[Element data from apps and pages]
------

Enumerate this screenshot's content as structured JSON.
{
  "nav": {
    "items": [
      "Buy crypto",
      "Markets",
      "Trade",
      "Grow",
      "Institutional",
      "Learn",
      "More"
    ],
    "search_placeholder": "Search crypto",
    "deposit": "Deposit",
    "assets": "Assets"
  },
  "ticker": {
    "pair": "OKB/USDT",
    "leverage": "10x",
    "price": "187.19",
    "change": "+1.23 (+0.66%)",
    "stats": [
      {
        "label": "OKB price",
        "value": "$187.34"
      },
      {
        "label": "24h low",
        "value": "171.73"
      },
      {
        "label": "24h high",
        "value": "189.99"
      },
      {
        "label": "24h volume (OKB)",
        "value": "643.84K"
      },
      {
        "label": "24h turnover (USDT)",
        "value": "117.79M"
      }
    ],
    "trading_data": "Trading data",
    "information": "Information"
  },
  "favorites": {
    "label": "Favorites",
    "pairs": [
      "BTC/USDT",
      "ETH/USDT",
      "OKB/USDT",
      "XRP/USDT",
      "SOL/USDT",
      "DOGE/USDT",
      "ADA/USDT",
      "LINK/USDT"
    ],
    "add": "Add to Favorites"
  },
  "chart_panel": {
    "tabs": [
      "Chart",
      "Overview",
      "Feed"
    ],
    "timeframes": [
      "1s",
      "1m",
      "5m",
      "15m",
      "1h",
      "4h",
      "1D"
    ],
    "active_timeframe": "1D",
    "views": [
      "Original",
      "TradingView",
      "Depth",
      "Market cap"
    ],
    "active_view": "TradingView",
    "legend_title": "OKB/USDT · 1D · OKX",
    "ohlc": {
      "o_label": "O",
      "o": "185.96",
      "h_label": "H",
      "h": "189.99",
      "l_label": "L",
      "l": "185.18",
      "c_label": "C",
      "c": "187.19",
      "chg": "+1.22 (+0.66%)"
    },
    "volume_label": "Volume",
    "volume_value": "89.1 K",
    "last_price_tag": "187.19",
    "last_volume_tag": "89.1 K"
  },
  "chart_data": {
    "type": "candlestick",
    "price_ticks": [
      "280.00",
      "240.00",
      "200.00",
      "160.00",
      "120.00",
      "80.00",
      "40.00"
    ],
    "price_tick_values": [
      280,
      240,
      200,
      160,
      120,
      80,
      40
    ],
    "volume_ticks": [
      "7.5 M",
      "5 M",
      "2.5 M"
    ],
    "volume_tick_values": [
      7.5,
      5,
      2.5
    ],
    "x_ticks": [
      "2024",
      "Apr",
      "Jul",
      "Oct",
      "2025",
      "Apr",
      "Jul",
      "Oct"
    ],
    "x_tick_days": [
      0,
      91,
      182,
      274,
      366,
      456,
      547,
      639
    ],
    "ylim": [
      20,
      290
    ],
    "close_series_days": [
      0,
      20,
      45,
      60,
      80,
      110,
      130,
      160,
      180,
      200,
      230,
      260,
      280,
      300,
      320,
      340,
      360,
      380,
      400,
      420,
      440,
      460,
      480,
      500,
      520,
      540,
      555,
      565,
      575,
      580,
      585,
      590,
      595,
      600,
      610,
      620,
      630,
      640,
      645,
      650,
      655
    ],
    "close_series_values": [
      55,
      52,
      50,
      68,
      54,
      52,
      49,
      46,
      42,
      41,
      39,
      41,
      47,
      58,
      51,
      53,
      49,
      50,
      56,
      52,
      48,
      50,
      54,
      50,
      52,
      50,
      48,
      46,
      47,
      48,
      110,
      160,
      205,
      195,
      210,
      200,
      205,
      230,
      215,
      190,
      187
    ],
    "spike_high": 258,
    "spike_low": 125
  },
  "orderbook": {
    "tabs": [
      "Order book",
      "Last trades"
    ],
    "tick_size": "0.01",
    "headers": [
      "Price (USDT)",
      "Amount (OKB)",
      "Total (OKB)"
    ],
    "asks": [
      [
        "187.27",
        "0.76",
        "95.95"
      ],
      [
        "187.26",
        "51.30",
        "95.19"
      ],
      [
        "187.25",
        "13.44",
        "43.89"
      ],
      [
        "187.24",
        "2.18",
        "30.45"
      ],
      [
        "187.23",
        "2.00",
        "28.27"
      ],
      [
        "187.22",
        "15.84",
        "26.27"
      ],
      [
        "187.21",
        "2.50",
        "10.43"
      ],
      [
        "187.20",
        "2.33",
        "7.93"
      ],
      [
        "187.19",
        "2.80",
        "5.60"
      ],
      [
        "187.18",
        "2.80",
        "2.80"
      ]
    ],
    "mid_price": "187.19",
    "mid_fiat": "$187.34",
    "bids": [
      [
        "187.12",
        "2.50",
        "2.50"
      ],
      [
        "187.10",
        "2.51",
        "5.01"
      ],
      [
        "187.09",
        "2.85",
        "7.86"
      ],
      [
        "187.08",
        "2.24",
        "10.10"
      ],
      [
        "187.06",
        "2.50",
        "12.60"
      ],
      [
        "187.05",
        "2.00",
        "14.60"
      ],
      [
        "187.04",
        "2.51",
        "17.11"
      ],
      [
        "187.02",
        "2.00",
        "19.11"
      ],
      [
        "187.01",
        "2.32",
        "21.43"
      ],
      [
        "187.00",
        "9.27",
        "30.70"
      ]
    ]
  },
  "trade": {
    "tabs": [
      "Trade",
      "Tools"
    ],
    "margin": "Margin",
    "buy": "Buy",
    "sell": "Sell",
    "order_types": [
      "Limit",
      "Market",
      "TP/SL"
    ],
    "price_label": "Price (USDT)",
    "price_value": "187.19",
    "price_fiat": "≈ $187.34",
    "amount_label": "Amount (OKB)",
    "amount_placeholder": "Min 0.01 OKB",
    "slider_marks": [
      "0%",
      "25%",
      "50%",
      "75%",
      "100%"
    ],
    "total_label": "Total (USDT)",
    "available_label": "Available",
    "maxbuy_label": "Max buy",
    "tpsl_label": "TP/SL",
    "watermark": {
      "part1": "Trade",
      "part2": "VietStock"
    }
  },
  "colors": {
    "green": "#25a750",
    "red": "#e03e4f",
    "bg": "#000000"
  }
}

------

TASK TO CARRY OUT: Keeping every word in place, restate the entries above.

WRITTEN SOLUTION:
Enumerate this screenshot's content as structured JSON.
{
  "nav": {
    "items": [
      "Buy crypto",
      "Markets",
      "Trade",
      "Grow",
      "Institutional",
      "Learn",
      "More"
    ],
    "search_placeholder": "Search crypto",
    "deposit": "Deposit",
    "assets": "Assets"
  },
  "ticker": {
    "pair": "OKB/USDT",
    "leverage": "10x",
    "price": "187.19",
    "change": "+1.23 (+0.66%)",
    "stats": [
      {
        "label": "OKB price",
        "value": "$187.34"
      },
      {
        "label": "24h low",
        "value": "171.73"
      },
      {
        "label": "24h high",
        "value": "189.99"
      },
      {
        "label": "24h volume (OKB)",
        "value": "643.84K"
      },
      {
        "label": "24h turnover (USDT)",
        "value": "117.79M"
      }
    ],
    "trading_data": "Trading data",
    "information": "Information"
  },
  "favorites": {
    "label": "Favorites",
    "pairs": [
      "BTC/USDT",
      "ETH/USDT",
      "OKB/USDT",
      "XRP/USDT",
      "SOL/USDT",
      "DOGE/USDT",
      "ADA/USDT",
      "LINK/USDT"
    ],
    "add": "Add to Favorites"
  },
  "chart_panel": {
    "tabs": [
      "Chart",
      "Overview",
      "Feed"
    ],
    "timeframes": [
      "1s",
      "1m",
      "5m",
      "15m",
      "1h",
      "4h",
      "1D"
    ],
    "active_timeframe": "1D",
    "views": [
      "Original",
      "TradingView",
      "Depth",
      "Market cap"
    ],
    "active_view": "TradingView",
    "legend_title": "OKB/USDT · 1D · OKX",
    "ohlc": {
      "o_label": "O",
      "o": "185.96",
      "h_label": "H",
      "h": "189.99",
      "l_label": "L",
      "l": "185.18",
      "c_label": "C",
      "c": "187.19",
      "chg": "+1.22 (+0.66%)"
    },
    "volume_label": "Volume",
    "volume_value": "89.1 K",
    "last_price_tag": "187.19",
    "last_volume_tag": "89.1 K"
  },
  "chart_data": {
    "type": "candlestick",
    "price_ticks": [
      "280.00",
      "240.00",
      "200.00",
      "160.00",
      "120.00",
      "80.00",
      "40.00"
    ],
    "price_tick_values": [
      280,
      240,
      200,
      160,
      120,
      80,
      40
    ],
    "volume_ticks": [
      "7.5 M",
      "5 M",
      "2.5 M"
    ],
    "volume_tick_values": [
      7.5,
      5,
      2.5
    ],
    "x_ticks": [
      "2024",
      "Apr",
      "Jul",
      "Oct",
      "2025",
      "Apr",
      "Jul",
      "Oct"
    ],
    "x_tick_days": [
      0,
      91,
      182,
      274,
      366,
      456,
      547,
      639
    ],
    "ylim": [
      20,
      290
    ],
    "close_series_days": [
      0,
      20,
      45,
      60,
      80,
      110,
      130,
      160,
      180,
      200,
      230,
      260,
      280,
      300,
      320,
      340,
      360,
      380,
      400,
      420,
      440,
      460,
      480,
      500,
      520,
      540,
      555,
      565,
      575,
      580,
      585,
      590,
      595,
      600,
      610,
      620,
      630,
      640,
      645,
      650,
      655
    ],
    "close_series_values": [
      55,
      52,
      50,
      68,
      54,
      52,
      49,
      46,
      42,
      41,
      39,
      41,
      47,
      58,
      51,
      53,
      49,
      50,
      56,
      52,
      48,
      50,
      54,
      50,
      52,
      50,
      48,
      46,
      47,
      48,
      110,
      160,
      205,
      195,
      210,
      200,
      205,
      230,
      215,
      190,
      187
    ],
    "spike_high": 258,
    "spike_low": 125
  },
  "orderbook": {
    "tabs": [
      "Order book",
      "Last trades"
    ],
    "tick_size": "0.01",
    "headers": [
      "Price (USDT)",
      "Amount (OKB)",
      "Total (OKB)"
    ],
    "asks": [
      [
        "187.27",
        "0.76",
        "95.95"
      ],
      [
        "187.26",
        "51.30",
        "95.19"
      ],
      [
        "187.25",
        "13.44",
        "43.89"
      ],
      [
        "187.24",
        "2.18",
        "30.45"
      ],
      [
        "187.23",
        "2.00",
        "28.27"
      ],
      [
        "187.22",
        "15.84",
        "26.27"
      ],
      [
        "187.21",
        "2.50",
        "10.43"
      ],
      [
        "187.20",
        "2.33",
        "7.93"
      ],
      [
        "187.19",
        "2.80",
        "5.60"
      ],
      [
        "187.18",
        "2.80",
        "2.80"
      ]
    ],
    "mid_price": "187.19",
    "mid_fiat": "$187.34",
    "bids": [
      [
        "187.12",
        "2.50",
        "2.50"
      ],
      [
        "187.10",
        "2.51",
        "5.01"
      ],
      [
        "187.09",
        "2.85",
        "7.86"
      ],
      [
        "187.08",
        "2.24",
        "10.10"
      ],
      [
        "187.06",
        "2.50",
        "12.60"
      ],
      [
        "187.05",
        "2.00",
        "14.60"
      ],
      [
        "187.04",
        "2.51",
        "17.11"
      ],
      [
        "187.02",
        "2.00",
        "19.11"
      ],
      [
        "187.01",
        "2.32",
        "21.43"
      ],
      [
        "187.00",
        "9.27",
        "30.70"
      ]
    ]
  },
  "trade": {
    "tabs": [
      "Trade",
      "Tools"
    ],
    "margin": "Margin",
    "buy": "Buy",
    "sell": "Sell",
    "order_types": [
      "Limit",
      "Market",
      "TP/SL"
    ],
    "price_label": "Price (USDT)",
    "price_value": "187.19",
    "price_fiat": "≈ $187.34",
    "amount_label": "Amount (OKB)",
    "amount_placeholder": "Min 0.01 OKB",
    "slider_marks": [
      "0%",
      "25%",
      "50%",
      "75%",
      "100%"
    ],
    "total_label": "Total (USDT)",
    "available_label": "Available",
    "maxbuy_label": "Max buy",
    "tpsl_label": "TP/SL",
    "watermark": {
      "part1": "Trade",
      "part2": "VietStock"
    }
  },
  "colors": {
    "green": "#25a750",
    "red": "#e03e4f",
    "bg": "#000000"
  }
}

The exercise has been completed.